With the fourth industrial revolution fast approaching, artificial intelligence (AI) remains a consistently hot topic on the Lexology hub. As practitioners around the globe debate the pros and cons of AI in their various industries, international authorities face the daunting task of regulating an evolving digital landscape – and our Lexology authors have been keeping subscribers up to date on everything they need to know.

Although AI means something different in every sector, it generally refers to machine-learning technology used to complete tasks that previously required the skills or intellect of human beings. What’s more, it completes these tasks cheaper, faster and without human error. It comes as no surprise, then, that AI-based products are being rolled out across a plethora of industries. However, given its rapid advancement, the technology remains in the early stages of regulation.

In April, 24 EU member states signed the EU Declaration of Cooperation on Artificial Intelligence. William Fry outlines what the declaration entails for employers specifically, since AI may be used to tackle issues around recruitment, gender equality, disability and age-related disputes. The potential for AI is great, but the European Union is determined to implement prudent governance. In fact, France, the United Kingdom and the European Commission have all issued respective strategies for managing AI development amid global competition. McCarthy Tétrault LLP reports that despite their differences, the three strategies all aim to boost productivity and public funding, while prioritising high ethical standards.

Across the pond, the US Food and Drug Administration (FDA) and US Congress have also taken steps to address industry concerns in regard to modern healthcare. With AI now prevalent in the digital health market, the authorities are concerned that some products fall outside the legislative definition of a ‘device’ and therefore the scope of FDA regulation. Jones Day outlines the key takeaways for companies using AI-based medical software, while the FDA works hard to develop an efficient regulatory framework.
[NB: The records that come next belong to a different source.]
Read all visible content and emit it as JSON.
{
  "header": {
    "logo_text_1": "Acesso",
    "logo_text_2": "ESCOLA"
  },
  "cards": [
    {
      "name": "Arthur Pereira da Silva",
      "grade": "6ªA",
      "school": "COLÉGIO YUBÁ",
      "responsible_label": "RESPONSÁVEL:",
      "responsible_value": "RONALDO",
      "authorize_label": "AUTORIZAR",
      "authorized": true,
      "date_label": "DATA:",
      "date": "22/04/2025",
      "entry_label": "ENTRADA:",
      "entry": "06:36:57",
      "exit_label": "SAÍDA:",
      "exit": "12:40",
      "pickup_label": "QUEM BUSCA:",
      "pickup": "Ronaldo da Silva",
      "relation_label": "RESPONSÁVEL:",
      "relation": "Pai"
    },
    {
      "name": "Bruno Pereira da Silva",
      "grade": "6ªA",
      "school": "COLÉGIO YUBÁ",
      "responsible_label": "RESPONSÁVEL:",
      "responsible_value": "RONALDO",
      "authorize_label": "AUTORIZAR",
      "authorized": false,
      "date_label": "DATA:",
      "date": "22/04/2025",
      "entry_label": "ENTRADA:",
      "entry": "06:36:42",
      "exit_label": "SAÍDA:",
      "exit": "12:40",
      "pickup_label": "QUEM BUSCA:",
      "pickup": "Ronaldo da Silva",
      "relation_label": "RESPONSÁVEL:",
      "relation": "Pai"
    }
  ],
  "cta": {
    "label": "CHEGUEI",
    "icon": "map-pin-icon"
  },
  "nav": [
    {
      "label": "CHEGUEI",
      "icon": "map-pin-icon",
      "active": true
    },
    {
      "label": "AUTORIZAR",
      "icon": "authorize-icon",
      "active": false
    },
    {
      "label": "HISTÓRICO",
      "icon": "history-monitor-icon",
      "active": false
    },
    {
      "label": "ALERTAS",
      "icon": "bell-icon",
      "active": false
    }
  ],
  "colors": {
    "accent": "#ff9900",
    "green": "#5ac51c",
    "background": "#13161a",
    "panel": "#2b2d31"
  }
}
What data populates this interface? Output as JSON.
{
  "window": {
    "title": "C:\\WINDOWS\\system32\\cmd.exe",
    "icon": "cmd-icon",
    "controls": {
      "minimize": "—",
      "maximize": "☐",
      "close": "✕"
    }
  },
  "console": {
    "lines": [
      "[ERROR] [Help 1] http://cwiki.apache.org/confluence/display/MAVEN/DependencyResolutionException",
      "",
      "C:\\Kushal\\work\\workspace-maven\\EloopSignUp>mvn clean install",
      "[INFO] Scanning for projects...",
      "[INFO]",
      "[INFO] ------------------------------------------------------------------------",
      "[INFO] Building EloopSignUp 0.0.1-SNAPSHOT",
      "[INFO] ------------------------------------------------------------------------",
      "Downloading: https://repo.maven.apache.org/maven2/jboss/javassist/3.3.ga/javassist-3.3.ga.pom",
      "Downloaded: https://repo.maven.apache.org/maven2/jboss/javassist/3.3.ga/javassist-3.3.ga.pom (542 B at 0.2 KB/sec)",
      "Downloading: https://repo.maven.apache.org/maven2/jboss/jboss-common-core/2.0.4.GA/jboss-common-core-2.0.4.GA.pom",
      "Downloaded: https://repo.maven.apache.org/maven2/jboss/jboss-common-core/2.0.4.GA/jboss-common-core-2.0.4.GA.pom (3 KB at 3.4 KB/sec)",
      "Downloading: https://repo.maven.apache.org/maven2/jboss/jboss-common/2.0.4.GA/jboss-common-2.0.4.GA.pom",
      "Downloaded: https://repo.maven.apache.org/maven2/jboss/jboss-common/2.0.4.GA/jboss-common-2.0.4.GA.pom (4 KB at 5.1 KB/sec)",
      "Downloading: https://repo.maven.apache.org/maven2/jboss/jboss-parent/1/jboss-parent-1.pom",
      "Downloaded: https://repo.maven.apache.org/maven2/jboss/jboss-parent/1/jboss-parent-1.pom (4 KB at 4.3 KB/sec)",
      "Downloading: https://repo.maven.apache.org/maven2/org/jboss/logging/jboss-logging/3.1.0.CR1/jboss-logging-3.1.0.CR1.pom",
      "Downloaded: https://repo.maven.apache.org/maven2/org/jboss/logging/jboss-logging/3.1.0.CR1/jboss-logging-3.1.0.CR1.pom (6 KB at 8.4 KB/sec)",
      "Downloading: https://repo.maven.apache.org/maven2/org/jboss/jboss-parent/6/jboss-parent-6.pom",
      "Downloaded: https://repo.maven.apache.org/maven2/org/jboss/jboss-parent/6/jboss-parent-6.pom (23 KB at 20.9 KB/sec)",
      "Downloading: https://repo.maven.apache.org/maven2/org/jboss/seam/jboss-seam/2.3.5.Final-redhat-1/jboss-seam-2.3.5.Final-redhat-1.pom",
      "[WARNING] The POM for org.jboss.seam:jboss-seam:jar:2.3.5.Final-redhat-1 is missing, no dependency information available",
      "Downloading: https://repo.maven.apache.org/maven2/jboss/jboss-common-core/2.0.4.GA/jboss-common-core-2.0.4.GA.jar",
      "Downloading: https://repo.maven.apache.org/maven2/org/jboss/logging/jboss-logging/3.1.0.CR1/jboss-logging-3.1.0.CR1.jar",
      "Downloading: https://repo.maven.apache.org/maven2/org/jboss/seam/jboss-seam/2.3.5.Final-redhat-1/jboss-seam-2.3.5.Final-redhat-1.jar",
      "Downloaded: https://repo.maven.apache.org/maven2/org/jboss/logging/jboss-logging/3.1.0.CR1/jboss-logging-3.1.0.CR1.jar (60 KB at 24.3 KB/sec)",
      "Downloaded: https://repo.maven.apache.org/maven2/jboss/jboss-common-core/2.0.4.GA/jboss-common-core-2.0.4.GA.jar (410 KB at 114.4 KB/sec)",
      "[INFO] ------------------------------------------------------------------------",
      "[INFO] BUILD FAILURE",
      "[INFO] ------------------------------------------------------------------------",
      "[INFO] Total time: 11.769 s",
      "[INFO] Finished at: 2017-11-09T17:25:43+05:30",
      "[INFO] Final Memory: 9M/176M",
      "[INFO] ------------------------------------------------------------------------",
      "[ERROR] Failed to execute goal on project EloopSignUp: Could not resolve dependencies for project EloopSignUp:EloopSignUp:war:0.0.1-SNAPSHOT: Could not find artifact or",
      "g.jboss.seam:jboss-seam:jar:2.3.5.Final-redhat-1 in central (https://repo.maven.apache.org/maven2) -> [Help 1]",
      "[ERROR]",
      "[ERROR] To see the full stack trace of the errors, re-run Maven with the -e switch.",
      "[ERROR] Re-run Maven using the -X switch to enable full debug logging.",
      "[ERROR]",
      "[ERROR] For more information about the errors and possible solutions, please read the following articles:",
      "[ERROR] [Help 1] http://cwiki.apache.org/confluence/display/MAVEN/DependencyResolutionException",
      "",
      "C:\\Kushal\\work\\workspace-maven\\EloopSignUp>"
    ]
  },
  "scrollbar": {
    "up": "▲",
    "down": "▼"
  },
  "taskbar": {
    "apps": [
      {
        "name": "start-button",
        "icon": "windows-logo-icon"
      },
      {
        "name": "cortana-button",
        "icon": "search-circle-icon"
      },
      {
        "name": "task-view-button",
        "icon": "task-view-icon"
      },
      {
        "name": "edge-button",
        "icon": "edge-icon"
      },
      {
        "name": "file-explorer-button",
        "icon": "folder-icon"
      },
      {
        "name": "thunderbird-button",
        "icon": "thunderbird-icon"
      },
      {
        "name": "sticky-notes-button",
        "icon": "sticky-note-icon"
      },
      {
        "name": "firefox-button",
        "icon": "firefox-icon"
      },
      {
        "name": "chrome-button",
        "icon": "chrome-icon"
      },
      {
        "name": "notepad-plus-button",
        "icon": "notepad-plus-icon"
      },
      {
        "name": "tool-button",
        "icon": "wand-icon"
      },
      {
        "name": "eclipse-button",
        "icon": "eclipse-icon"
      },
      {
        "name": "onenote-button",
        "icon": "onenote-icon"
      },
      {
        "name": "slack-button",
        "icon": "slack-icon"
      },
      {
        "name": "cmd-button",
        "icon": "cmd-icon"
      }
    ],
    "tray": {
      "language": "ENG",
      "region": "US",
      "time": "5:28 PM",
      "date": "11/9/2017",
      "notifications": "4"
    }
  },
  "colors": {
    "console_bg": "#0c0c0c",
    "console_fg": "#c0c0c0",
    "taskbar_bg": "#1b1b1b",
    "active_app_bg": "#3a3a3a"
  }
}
In addition, in this K&L Gates podcast the firm discusses the prominent legal issues surrounding the use of AI systems to administer medical care – and what the technology could hold in store for the industry.

For those stepping into the unknown, the future of AI is somewhat more alarming. Outside of healthcare, behavioural premium pricing, automated decision making and so-called ‘robo-advice’ demonstrate the great strides that AI has already made in financial services, but the current lack of regulation raises a number of concerns. Womble Bond Dickinson (UK) LLP warns that companies need to keep their heads amid all the excitement by remaining mindful of consumer and market protection.

The potential for fully autonomous AI has also raised concerns among IP practitioners and rights holders. Taylor Wessing forewarns that where machine learning is used for creative tasks, various copyright issues can arise. Not only is there a risk that machines will infringe third-party copyright, it is also unclear how disputes over copyright ownership will be settled in regard to AI-generated works. Indeed, Hogan Lovells asks whether IP law is ready for AI,  considering that under current UK patent law, an ‘inventor’ is still defined as a person. Could this be extended to include AI programmes working of their own accord? Or will it be that behind every great machine lies an accountable individual?

Ultimately, it boils down to whether AI can – or should – be given legal rights and duties. For Nishith Desai Associates, rights and accountability remain a grey area, but firms are celebrating a marked increase in the use of AI for daily tasks.